> Instructions for the task: Every record, from first to last, should be retyped word for word.

> Data for the task:
------

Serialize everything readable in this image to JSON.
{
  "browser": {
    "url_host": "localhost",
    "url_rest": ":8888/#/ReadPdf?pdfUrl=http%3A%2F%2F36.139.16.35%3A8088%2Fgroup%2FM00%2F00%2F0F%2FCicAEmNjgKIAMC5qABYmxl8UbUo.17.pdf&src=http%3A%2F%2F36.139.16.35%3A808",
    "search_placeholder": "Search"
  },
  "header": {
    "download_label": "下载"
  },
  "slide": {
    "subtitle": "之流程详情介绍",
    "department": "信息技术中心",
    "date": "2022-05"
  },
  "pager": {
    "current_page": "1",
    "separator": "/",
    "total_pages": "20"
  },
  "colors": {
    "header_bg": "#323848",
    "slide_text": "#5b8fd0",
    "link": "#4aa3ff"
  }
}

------

> Written response:
Serialize everything readable in this image to JSON.
{
  "browser": {
    "url_host": "localhost",
    "url_rest": ":8888/#/ReadPdf?pdfUrl=http%3A%2F%2F36.139.16.35%3A8088%2Fgroup%2FM00%2F00%2F0F%2FCicAEmNjgKIAMC5qABYmxl8UbUo.17.pdf&src=http%3A%2F%2F36.139.16.35%3A808",
    "search_placeholder": "Search"
  },
  "header": {
    "download_label": "下载"
  },
  "slide": {
    "subtitle": "之流程详情介绍",
    "department": "信息技术中心",
    "date": "2022-05"
  },
  "pager": {
    "current_page": "1",
    "separator": "/",
    "total_pages": "20"
  },
  "colors": {
    "header_bg": "#323848",
    "slide_text": "#5b8fd0",
    "link": "#4aa3ff"
  }
}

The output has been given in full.